> TASK:
Once you have read the records below, restate them word for word.

*** DATA RECORDS ***

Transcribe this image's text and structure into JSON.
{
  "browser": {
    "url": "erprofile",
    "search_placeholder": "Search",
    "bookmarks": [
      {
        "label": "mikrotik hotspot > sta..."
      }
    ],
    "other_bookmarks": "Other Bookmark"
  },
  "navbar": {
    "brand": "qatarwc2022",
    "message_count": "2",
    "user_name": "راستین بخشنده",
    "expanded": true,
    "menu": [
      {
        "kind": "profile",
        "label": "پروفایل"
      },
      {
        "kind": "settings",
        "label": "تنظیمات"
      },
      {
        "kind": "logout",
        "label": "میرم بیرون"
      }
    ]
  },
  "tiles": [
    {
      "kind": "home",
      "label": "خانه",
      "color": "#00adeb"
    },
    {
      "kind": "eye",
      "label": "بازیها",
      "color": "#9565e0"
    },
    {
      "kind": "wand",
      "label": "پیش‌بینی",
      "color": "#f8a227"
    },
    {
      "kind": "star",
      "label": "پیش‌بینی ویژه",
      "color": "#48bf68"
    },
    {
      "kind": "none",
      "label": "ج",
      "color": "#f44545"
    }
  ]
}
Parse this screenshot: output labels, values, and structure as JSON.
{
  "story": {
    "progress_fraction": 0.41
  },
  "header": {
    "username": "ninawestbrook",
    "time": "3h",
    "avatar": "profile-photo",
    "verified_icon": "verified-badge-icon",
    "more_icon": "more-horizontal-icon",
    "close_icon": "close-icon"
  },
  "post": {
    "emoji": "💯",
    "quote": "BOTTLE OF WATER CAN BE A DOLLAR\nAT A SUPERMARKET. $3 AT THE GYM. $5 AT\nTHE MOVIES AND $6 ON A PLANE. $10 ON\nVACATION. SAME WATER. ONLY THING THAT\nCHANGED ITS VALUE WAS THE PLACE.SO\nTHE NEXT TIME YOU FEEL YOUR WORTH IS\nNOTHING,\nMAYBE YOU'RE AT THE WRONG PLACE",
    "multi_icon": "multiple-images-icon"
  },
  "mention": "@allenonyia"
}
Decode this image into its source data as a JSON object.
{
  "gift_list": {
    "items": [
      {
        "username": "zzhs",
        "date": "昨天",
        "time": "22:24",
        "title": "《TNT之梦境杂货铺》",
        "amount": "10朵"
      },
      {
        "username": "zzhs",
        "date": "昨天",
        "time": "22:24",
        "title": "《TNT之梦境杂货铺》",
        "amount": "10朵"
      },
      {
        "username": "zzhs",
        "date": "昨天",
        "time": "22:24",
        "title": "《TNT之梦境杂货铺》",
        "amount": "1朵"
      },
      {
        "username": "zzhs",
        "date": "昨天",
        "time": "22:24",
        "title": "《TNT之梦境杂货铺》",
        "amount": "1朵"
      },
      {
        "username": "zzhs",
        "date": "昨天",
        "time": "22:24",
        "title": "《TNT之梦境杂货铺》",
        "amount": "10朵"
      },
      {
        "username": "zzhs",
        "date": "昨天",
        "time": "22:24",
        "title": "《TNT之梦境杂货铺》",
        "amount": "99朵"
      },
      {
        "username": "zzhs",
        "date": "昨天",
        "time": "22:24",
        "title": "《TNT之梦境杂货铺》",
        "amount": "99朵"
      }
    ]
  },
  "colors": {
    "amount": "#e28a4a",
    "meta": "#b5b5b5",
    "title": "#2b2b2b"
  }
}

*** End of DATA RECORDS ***

> SOLUTION:
Transcribe this image's text and structure into JSON.
{
  "browser": {
    "url": "erprofile",
    "search_placeholder": "Search",
    "bookmarks": [
      {
        "label": "mikrotik hotspot > sta..."
      }
    ],
    "other_bookmarks": "Other Bookmark"
  },
  "navbar": {
    "brand": "qatarwc2022",
    "message_count": "2",
    "user_name": "راستین بخشنده",
    "expanded": true,
    "menu": [
      {
        "kind": "profile",
        "label": "پروفایل"
      },
      {
        "kind": "settings",
        "label": "تنظیمات"
      },
      {
        "kind": "logout",
        "label": "میرم بیرون"
      }
    ]
  },
  "tiles": [
    {
      "kind": "home",
      "label": "خانه",
      "color": "#00adeb"
    },
    {
      "kind": "eye",
      "label": "بازیها",
      "color": "#9565e0"
    },
    {
      "kind": "wand",
      "label": "پیش‌بینی",
      "color": "#f8a227"
    },
    {
      "kind": "star",
      "label": "پیش‌بینی ویژه",
      "color": "#48bf68"
    },
    {
      "kind": "none",
      "label": "ج",
      "color": "#f44545"
    }
  ]
}
Parse this screenshot: output labels, values, and structure as JSON.
{
  "story": {
    "progress_fraction": 0.41
  },
  "header": {
    "username": "ninawestbrook",
    "time": "3h",
    "avatar": "profile-photo",
    "verified_icon": "verified-badge-icon",
    "more_icon": "more-horizontal-icon",
    "close_icon": "close-icon"
  },
  "post": {
    "emoji": "💯",
    "quote": "BOTTLE OF WATER CAN BE A DOLLAR\nAT A SUPERMARKET. $3 AT THE GYM. $5 AT\nTHE MOVIES AND $6 ON A PLANE. $10 ON\nVACATION. SAME WATER. ONLY THING THAT\nCHANGED ITS VALUE WAS THE PLACE.SO\nTHE NEXT TIME YOU FEEL YOUR WORTH IS\nNOTHING,\nMAYBE YOU'RE AT THE WRONG PLACE",
    "multi_icon": "multiple-images-icon"
  },
  "mention": "@allenonyia"
}
Decode this image into its source data as a JSON object.
{
  "gift_list": {
    "items": [
      {
        "username": "zzhs",
        "date": "昨天",
        "time": "22:24",
        "title": "《TNT之梦境杂货铺》",
        "amount": "10朵"
      },
      {
        "username": "zzhs",
        "date": "昨天",
        "time": "22:24",
        "title": "《TNT之梦境杂货铺》",
        "amount": "10朵"
      },
      {
        "username": "zzhs",
        "date": "昨天",
        "time": "22:24",
        "title": "《TNT之梦境杂货铺》",
        "amount": "1朵"
      },
      {
        "username": "zzhs",
        "date": "昨天",
        "time": "22:24",
        "title": "《TNT之梦境杂货铺》",
        "amount": "1朵"
      },
      {
        "username": "zzhs",
        "date": "昨天",
        "time": "22:24",
        "title": "《TNT之梦境杂货铺》",
        "amount": "10朵"
      },
      {
        "username": "zzhs",
        "date": "昨天",
        "time": "22:24",
        "title": "《TNT之梦境杂货铺》",
        "amount": "99朵"
      },
      {
        "username": "zzhs",
        "date": "昨天",
        "time": "22:24",
        "title": "《TNT之梦境杂货铺》",
        "amount": "99朵"
      }
    ]
  },
  "colors": {
    "amount": "#e28a4a",
    "meta": "#b5b5b5",
    "title": "#2b2b2b"
  }
}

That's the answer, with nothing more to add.